In the Journals

High concentration of magnesium in drinking water may protect against hip fractures

In this large prospective cohort study, researchers in Norway found that high concentrations of magnesium in drinking water correlated with a lower percentage of hip fractures.

“[In this study] covering two thirds of the Norwegian population and comprising of 19,000 hip fractures, we observed a consistent and significantly reduced risk of hip fractures in both men and women with a relatively high compared to low magnesium concentration in drinking water,” Cecilie Dahl, MPH, and colleagues wrote in the study.

Data consisted of the NORHip database of all hip fractures in Norwegian hospitals from 1994 to 2008 and a survey of trace metals in municipal water from 1986 to 1991. Researchers studied men and women who were 50 years to 85 years old during 1994 to 2000. Parameters, such as urbanization, variations between geographical region, if the water source was ground or surface and the pH of the water, were considered.

Cecilie and colleagues found an increase in urbanization correlated with an increase in hip fractures; however, pH had little effect. The researchers found the association between calcium and hip fracture was less consistent. However, they said calcium may need to be present for magnesium to retain its protective properties.

“Magnesium in drinking water may have a protective role against hip fractures; however, this association should be further investigated,” the researchers state.

Disclosures: The authors have no relevant financial disclosures.

In this large prospective cohort study, researchers in Norway found that high concentrations of magnesium in drinking water correlated with a lower percentage of hip fractures.

“[In this study] covering two thirds of the Norwegian population and comprising of 19,000 hip fractures, we observed a consistent and significantly reduced risk of hip fractures in both men and women with a relatively high compared to low magnesium concentration in drinking water,” Cecilie Dahl, MPH, and colleagues wrote in the study.

Data consisted of the NORHip database of all hip fractures in Norwegian hospitals from 1994 to 2008 and a survey of trace metals in municipal water from 1986 to 1991. Researchers studied men and women who were 50 years to 85 years old during 1994 to 2000. Parameters, such as urbanization, variations between geographical region, if the water source was ground or surface and the pH of the water, were considered.

Cecilie and colleagues found an increase in urbanization correlated with an increase in hip fractures; however, pH had little effect. The researchers found the association between calcium and hip fracture was less consistent. However, they said calcium may need to be present for magnesium to retain its protective properties.

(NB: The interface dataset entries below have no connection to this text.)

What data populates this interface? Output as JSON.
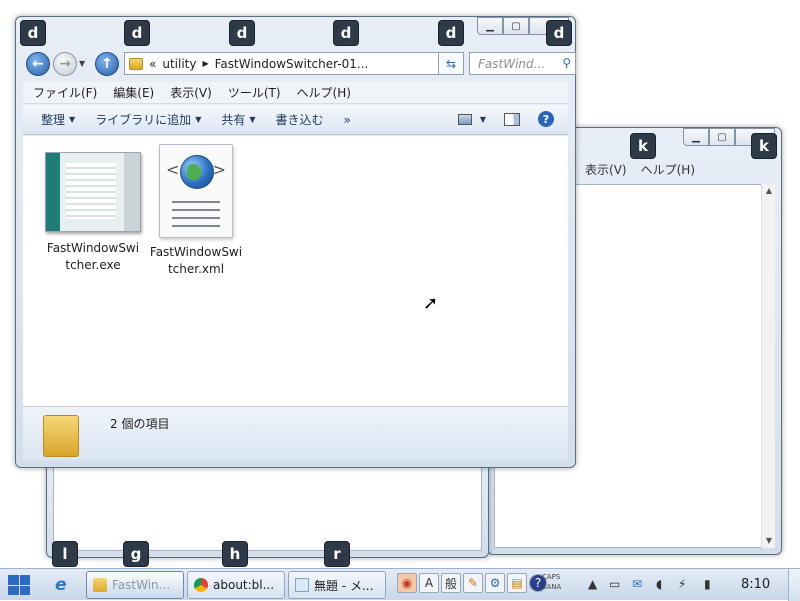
{
  "hints": {
    "explorer": [
      "d",
      "d",
      "d",
      "d",
      "d",
      "d"
    ],
    "back_window": [
      "k",
      "k"
    ],
    "taskbar": [
      "l",
      "g",
      "h",
      "r"
    ]
  },
  "back_window": {
    "menu": [
      "表示(V)",
      "ヘルプ(H)"
    ]
  },
  "explorer": {
    "address_prefix": "«",
    "address_parts": [
      "utility",
      "FastWindowSwitcher-01..."
    ],
    "search_placeholder": "FastWind...",
    "menu": [
      "ファイル(F)",
      "編集(E)",
      "表示(V)",
      "ツール(T)",
      "ヘルプ(H)"
    ],
    "commands": [
      "整理",
      "ライブラリに追加",
      "共有",
      "書き込む",
      "»"
    ],
    "files": [
      {
        "name_line1": "FastWindowSwi",
        "name_line2": "tcher.exe"
      },
      {
        "name_line1": "FastWindowSwi",
        "name_line2": "tcher.xml"
      }
    ],
    "status": "2 個の項目"
  },
  "taskbar": {
    "tasks": [
      "FastWin...",
      "about:bl...",
      "無題 - メ..."
    ],
    "caps": "CAPS",
    "kana": "KANA",
    "ime": "般",
    "clock": "8:10"
  }
}
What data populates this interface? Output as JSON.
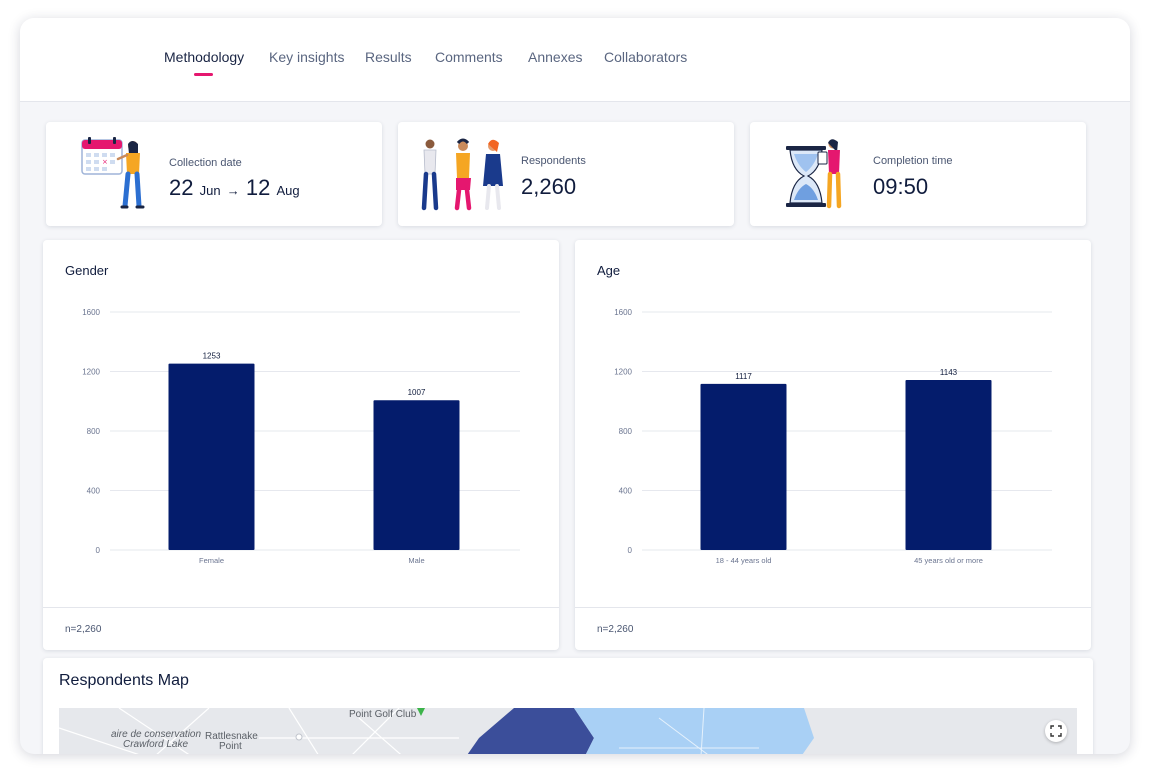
{
  "tabs": [
    {
      "label": "Methodology",
      "active": true
    },
    {
      "label": "Key insights"
    },
    {
      "label": "Results"
    },
    {
      "label": "Comments"
    },
    {
      "label": "Annexes"
    },
    {
      "label": "Collaborators"
    }
  ],
  "stats": {
    "collection": {
      "label": "Collection date",
      "start_day": "22",
      "start_month": "Jun",
      "arrow": "→",
      "end_day": "12",
      "end_month": "Aug",
      "icon": "calendar-illustration"
    },
    "respondents": {
      "label": "Respondents",
      "value": "2,260",
      "icon": "people-illustration"
    },
    "completion": {
      "label": "Completion time",
      "value": "09:50",
      "icon": "hourglass-illustration"
    }
  },
  "charts": {
    "gender": {
      "title": "Gender",
      "n_label": "n=2,260"
    },
    "age": {
      "title": "Age",
      "n_label": "n=2,260"
    }
  },
  "chart_data": [
    {
      "type": "bar",
      "title": "Gender",
      "categories": [
        "Female",
        "Male"
      ],
      "values": [
        1253,
        1007
      ],
      "ylim": [
        0,
        1600
      ],
      "yticks": [
        0,
        400,
        800,
        1200,
        1600
      ],
      "grid": true,
      "bar_color": "#041c6c"
    },
    {
      "type": "bar",
      "title": "Age",
      "categories": [
        "18 - 44 years old",
        "45 years old or more"
      ],
      "values": [
        1117,
        1143
      ],
      "ylim": [
        0,
        1600
      ],
      "yticks": [
        0,
        400,
        800,
        1200,
        1600
      ],
      "grid": true,
      "bar_color": "#041c6c"
    }
  ],
  "map": {
    "title": "Respondents Map",
    "labels": {
      "golf": "Point Golf Club",
      "conservation_1": "aire de conservation",
      "conservation_2": "Crawford Lake",
      "rattlesnake_1": "Rattlesnake",
      "rattlesnake_2": "Point"
    },
    "colors": {
      "dark_region": "#3b4e9a",
      "light_region": "#a9d0f5",
      "base": "#e6e8ec",
      "golf_marker": "#3cb34a"
    }
  },
  "colors": {
    "accent": "#e5176f",
    "navy": "#041c6c"
  }
}
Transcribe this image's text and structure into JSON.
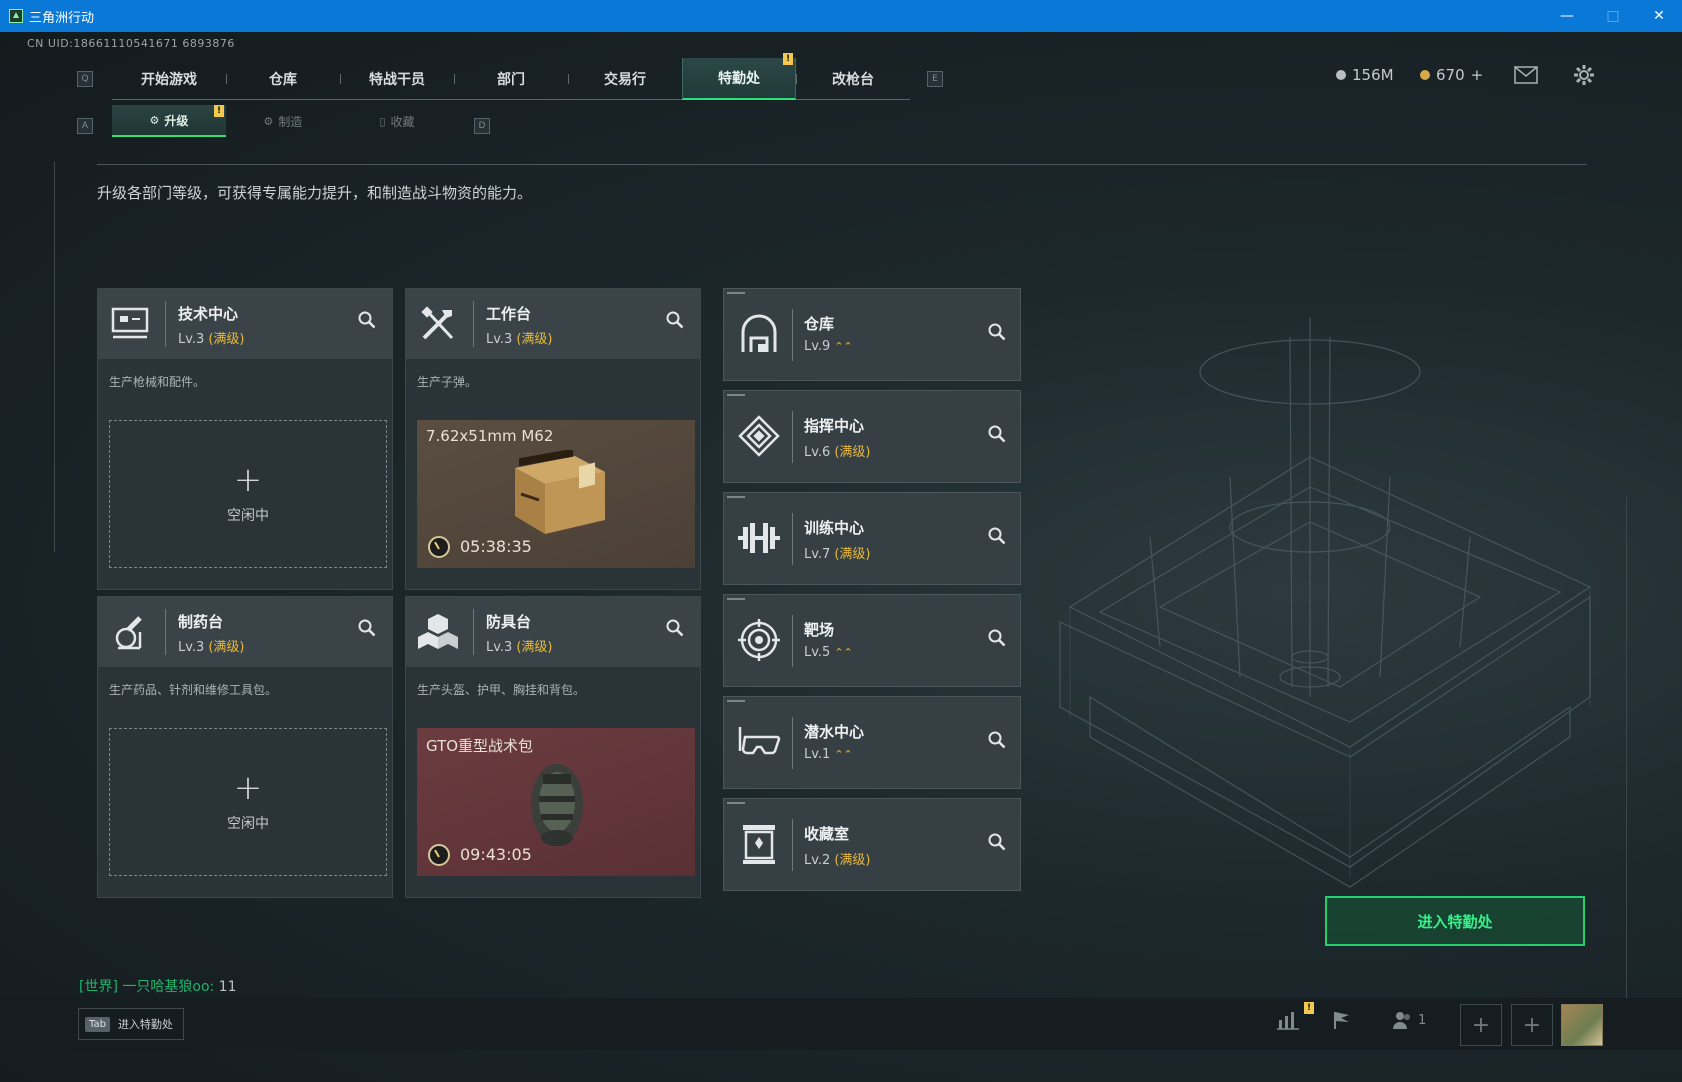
{
  "window": {
    "title": "三角洲行动"
  },
  "uid": "CN UID:18661110541671 6893876",
  "nav": {
    "key_left": "Q",
    "key_right": "E",
    "tabs": [
      {
        "label": "开始游戏"
      },
      {
        "label": "仓库"
      },
      {
        "label": "特战干员"
      },
      {
        "label": "部门"
      },
      {
        "label": "交易行"
      },
      {
        "label": "特勤处",
        "active": true
      },
      {
        "label": "改枪台"
      }
    ],
    "new_badge": "!"
  },
  "currency": {
    "silver": "156M",
    "gold": "670",
    "gold_add": "+"
  },
  "subnav": {
    "key_left": "A",
    "key_right": "D",
    "tabs": [
      {
        "label": "升级",
        "active": true
      },
      {
        "label": "制造"
      },
      {
        "label": "收藏"
      }
    ],
    "new_badge": "!"
  },
  "description": "升级各部门等级，可获得专属能力提升，和制造战斗物资的能力。",
  "stations": [
    {
      "name": "技术中心",
      "level": "Lv.3",
      "max": "(满级)",
      "desc": "生产枪械和配件。",
      "state": "idle",
      "idle_text": "空闲中",
      "plus": "+"
    },
    {
      "name": "工作台",
      "level": "Lv.3",
      "max": "(满级)",
      "desc": "生产子弹。",
      "state": "producing",
      "item": "7.62x51mm M62",
      "timer": "05:38:35"
    },
    {
      "name": "制药台",
      "level": "Lv.3",
      "max": "(满级)",
      "desc": "生产药品、针剂和维修工具包。",
      "state": "idle",
      "idle_text": "空闲中",
      "plus": "+"
    },
    {
      "name": "防具台",
      "level": "Lv.3",
      "max": "(满级)",
      "desc": "生产头盔、护甲、胸挂和背包。",
      "state": "producing",
      "item": "GTO重型战术包",
      "timer": "09:43:05"
    }
  ],
  "departments": [
    {
      "name": "仓库",
      "level": "Lv.9",
      "upgrade": "⌃⌃"
    },
    {
      "name": "指挥中心",
      "level": "Lv.6",
      "max": "(满级)"
    },
    {
      "name": "训练中心",
      "level": "Lv.7",
      "max": "(满级)"
    },
    {
      "name": "靶场",
      "level": "Lv.5",
      "upgrade": "⌃⌃"
    },
    {
      "name": "潜水中心",
      "level": "Lv.1",
      "upgrade": "⌃⌃"
    },
    {
      "name": "收藏室",
      "level": "Lv.2",
      "max": "(满级)"
    }
  ],
  "enter_button": "进入特勤处",
  "chat": {
    "channel": "[世界] 一只哈基狼oo:",
    "message": " 11"
  },
  "tab_hint": {
    "key": "Tab",
    "label": "进入特勤处"
  },
  "bottom": {
    "friends_count": "1"
  },
  "colors": {
    "accent": "#2fe07e",
    "max_level": "#e8b93a",
    "titlebar": "#0a78d7"
  },
  "icons": [
    "tech-center-icon",
    "workbench-icon",
    "pharmacy-icon",
    "armor-bench-icon",
    "warehouse-icon",
    "command-center-icon",
    "training-center-icon",
    "shooting-range-icon",
    "diving-center-icon",
    "collection-room-icon",
    "search-icon",
    "mail-icon",
    "gear-icon"
  ]
}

“Magnesium in drinking water may have a protective role against hip fractures; however, this association should be further investigated,” the researchers state.

Disclosures: The authors have no relevant financial disclosures.